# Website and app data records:

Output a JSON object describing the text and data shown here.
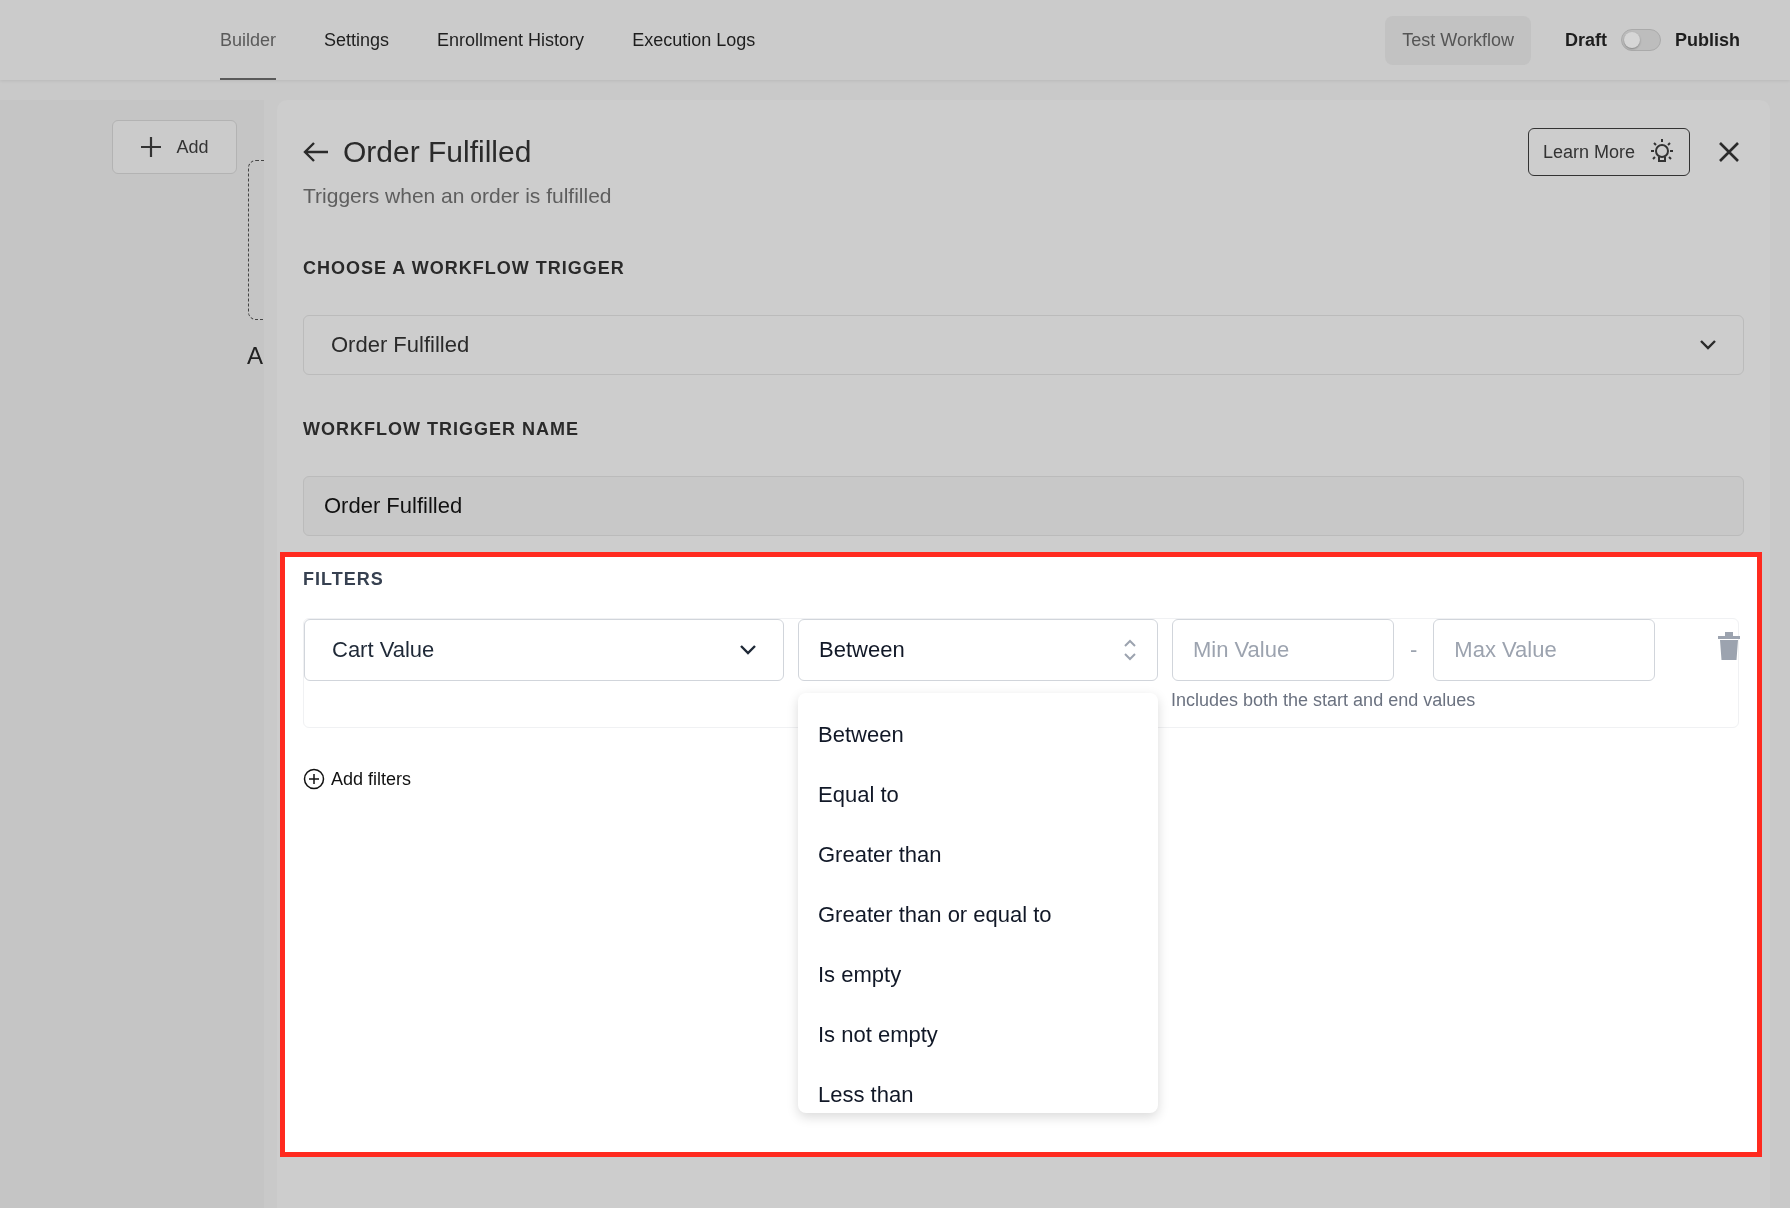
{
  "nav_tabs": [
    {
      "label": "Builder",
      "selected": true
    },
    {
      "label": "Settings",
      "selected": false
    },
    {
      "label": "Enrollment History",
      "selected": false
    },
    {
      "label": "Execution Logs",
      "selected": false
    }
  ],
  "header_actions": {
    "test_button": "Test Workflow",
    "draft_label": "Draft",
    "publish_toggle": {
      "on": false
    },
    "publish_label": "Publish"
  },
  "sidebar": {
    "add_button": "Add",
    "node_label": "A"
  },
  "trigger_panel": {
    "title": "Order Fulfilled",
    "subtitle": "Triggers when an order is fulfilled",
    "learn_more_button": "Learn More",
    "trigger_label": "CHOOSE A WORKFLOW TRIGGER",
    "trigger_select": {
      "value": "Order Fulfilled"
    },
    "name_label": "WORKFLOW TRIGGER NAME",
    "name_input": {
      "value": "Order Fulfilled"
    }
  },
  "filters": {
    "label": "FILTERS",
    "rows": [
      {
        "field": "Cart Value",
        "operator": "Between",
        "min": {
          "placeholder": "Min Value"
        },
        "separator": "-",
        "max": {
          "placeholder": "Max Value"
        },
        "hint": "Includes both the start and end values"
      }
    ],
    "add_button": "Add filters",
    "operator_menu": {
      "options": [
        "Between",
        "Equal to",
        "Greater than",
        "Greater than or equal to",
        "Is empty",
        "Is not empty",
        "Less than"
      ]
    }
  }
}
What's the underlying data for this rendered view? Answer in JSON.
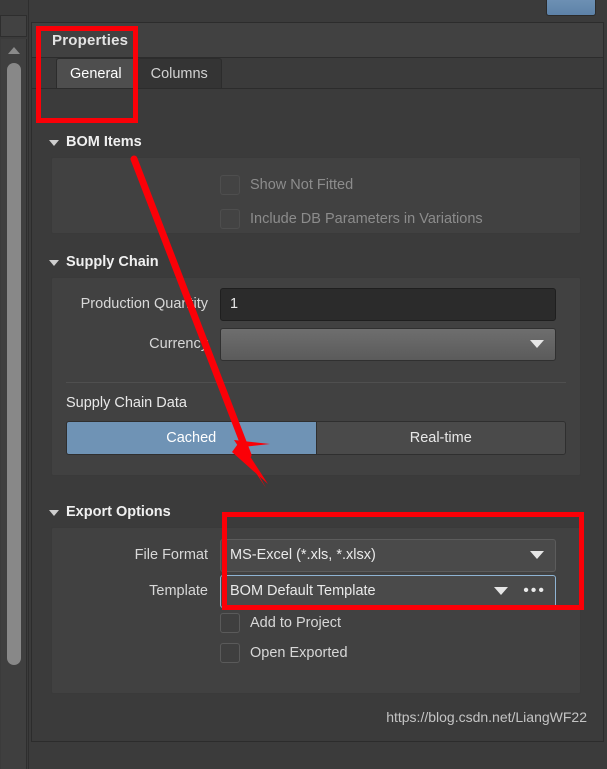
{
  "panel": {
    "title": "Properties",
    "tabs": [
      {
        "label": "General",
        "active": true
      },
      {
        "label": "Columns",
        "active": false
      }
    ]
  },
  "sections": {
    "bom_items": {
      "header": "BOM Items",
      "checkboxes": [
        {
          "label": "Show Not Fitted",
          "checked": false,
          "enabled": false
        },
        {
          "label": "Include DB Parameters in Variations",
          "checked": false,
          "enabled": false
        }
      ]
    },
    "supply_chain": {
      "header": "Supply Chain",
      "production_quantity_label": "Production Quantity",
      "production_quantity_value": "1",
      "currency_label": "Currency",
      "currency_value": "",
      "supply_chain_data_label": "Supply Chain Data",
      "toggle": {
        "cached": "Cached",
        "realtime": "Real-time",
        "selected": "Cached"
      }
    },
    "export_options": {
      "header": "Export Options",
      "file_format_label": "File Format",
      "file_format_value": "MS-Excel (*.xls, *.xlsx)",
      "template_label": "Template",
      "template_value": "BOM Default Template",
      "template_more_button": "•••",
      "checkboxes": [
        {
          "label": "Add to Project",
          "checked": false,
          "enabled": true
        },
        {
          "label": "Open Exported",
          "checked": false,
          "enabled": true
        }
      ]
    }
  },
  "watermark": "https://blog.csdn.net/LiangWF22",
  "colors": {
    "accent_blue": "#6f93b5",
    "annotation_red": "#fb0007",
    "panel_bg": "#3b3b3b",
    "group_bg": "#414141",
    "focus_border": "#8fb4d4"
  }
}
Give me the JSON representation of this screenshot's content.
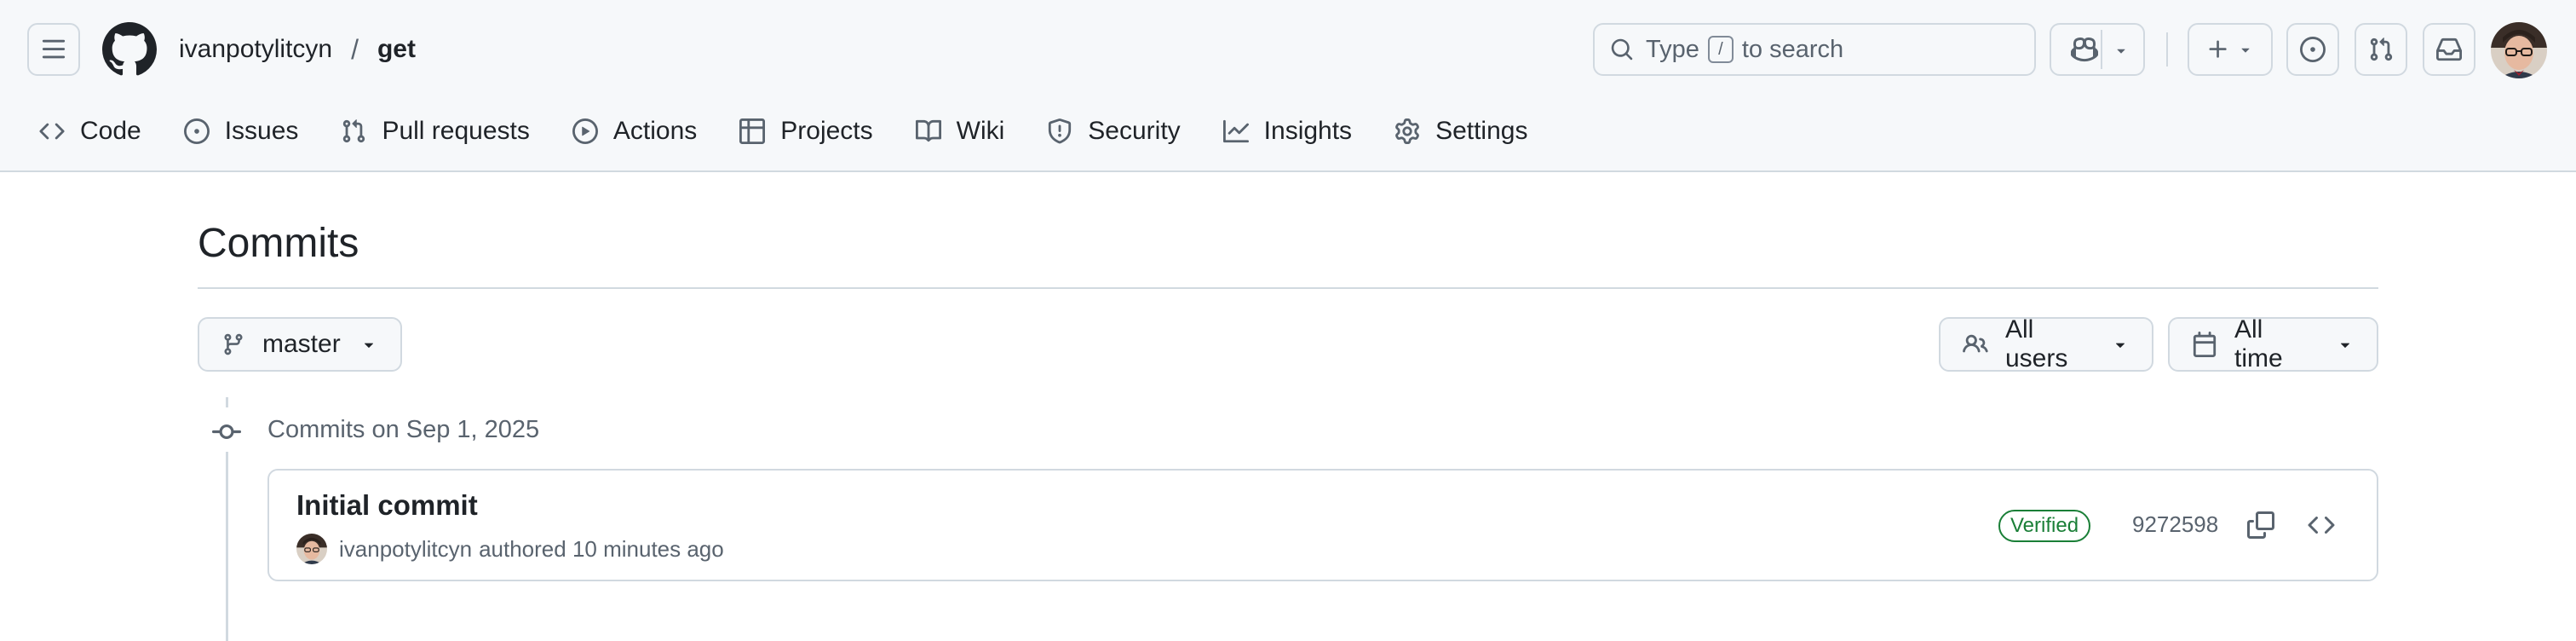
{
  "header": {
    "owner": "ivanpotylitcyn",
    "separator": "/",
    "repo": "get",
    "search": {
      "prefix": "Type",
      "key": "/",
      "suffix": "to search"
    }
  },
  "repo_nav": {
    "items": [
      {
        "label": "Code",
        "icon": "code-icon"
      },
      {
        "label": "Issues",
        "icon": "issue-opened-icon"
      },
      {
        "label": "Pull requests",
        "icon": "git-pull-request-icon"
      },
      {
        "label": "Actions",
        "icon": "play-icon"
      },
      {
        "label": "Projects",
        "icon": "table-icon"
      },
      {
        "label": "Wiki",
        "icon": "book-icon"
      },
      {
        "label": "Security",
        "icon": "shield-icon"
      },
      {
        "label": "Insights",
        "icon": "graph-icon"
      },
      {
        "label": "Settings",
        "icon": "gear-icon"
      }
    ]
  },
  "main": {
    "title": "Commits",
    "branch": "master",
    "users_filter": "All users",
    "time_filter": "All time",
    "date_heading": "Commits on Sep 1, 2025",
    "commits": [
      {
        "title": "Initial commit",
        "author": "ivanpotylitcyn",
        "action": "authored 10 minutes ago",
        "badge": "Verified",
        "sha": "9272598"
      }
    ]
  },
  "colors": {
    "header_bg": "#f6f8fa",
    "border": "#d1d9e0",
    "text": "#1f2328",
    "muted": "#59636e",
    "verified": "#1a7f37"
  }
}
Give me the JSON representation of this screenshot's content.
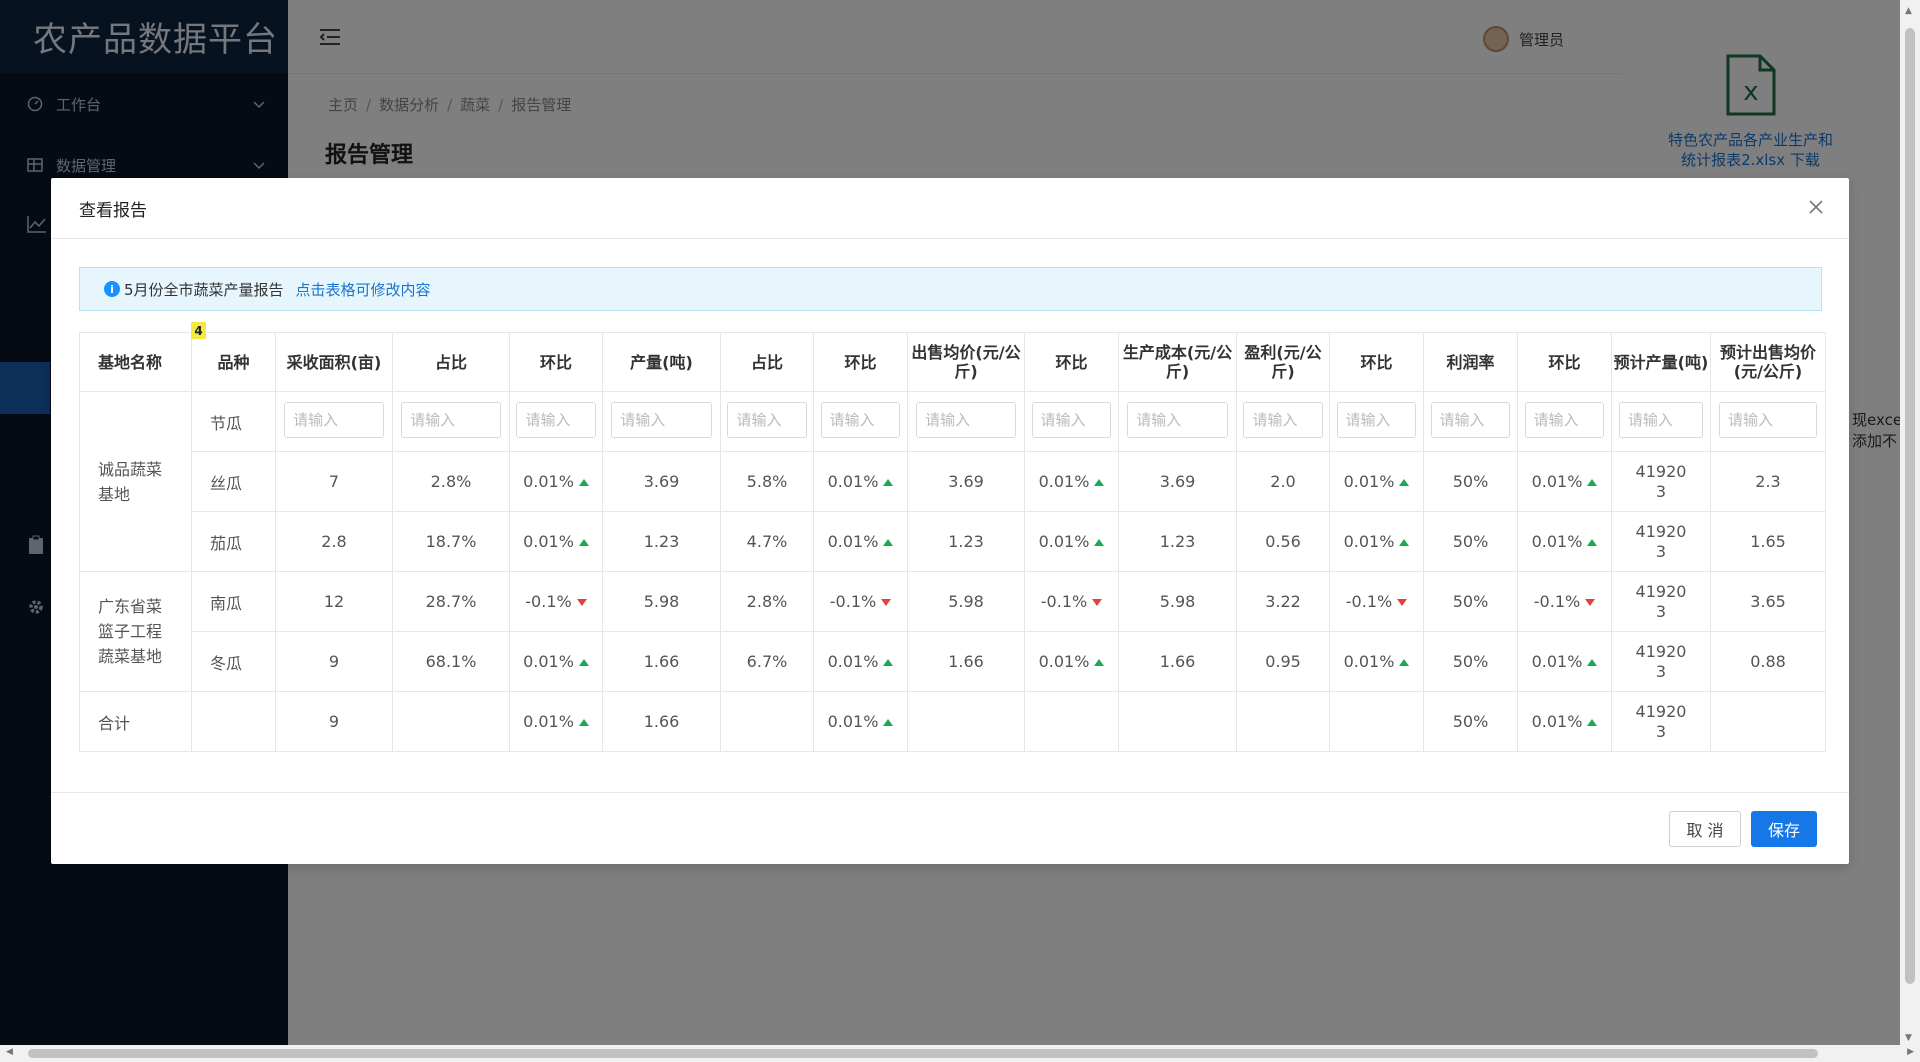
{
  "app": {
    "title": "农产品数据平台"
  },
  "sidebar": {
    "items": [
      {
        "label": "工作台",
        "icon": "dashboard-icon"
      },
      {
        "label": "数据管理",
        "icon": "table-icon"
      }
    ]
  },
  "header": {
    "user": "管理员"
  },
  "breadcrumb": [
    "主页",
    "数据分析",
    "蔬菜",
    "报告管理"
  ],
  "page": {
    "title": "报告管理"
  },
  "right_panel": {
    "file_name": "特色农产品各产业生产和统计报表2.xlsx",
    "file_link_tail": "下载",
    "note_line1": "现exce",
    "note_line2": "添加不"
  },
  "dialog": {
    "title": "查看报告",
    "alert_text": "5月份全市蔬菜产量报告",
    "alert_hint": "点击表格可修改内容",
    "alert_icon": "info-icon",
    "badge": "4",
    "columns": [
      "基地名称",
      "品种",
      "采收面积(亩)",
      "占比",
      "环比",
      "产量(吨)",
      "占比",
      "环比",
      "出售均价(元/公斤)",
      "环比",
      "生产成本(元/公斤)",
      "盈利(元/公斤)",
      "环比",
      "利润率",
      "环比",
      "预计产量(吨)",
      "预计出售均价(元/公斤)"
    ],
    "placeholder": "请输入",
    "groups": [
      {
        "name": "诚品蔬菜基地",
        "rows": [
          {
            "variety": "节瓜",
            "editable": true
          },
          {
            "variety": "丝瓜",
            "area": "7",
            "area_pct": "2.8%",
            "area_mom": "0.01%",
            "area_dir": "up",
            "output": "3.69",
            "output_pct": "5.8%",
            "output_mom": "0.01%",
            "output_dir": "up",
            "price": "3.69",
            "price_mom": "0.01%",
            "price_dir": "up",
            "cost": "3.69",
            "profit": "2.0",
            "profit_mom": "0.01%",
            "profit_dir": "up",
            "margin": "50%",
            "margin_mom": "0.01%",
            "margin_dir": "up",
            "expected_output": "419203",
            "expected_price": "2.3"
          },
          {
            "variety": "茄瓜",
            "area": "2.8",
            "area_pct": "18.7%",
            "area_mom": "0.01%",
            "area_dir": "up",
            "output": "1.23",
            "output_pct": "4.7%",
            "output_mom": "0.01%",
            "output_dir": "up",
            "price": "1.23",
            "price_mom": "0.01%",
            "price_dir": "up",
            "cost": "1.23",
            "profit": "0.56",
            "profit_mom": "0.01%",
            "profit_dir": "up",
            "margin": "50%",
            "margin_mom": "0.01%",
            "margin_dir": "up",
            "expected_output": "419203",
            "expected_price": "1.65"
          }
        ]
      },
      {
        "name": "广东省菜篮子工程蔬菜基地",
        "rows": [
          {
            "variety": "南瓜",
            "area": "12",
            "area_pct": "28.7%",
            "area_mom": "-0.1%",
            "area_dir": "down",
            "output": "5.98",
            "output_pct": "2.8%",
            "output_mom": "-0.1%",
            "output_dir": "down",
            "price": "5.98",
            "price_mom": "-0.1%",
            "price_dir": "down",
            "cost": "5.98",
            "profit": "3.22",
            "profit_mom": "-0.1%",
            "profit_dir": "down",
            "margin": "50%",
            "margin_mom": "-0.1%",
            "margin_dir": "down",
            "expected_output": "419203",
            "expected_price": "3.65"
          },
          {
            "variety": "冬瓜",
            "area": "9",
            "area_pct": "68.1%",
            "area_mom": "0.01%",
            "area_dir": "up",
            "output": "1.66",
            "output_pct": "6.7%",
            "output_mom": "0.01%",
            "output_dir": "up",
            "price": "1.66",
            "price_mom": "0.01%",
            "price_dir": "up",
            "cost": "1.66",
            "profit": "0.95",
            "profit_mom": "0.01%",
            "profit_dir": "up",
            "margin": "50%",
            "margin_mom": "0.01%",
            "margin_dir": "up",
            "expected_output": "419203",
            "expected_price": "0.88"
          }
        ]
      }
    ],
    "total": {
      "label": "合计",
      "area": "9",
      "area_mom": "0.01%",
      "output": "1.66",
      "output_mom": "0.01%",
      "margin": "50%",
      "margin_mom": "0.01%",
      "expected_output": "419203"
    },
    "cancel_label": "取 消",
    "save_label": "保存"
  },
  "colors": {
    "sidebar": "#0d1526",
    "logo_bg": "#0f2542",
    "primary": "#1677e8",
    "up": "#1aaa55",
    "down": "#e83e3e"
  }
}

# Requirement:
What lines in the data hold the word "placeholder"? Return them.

# Written reply:
          "placeholder": "Min Value"
          "placeholder": "Max Value"
    "placeholder": "请输入",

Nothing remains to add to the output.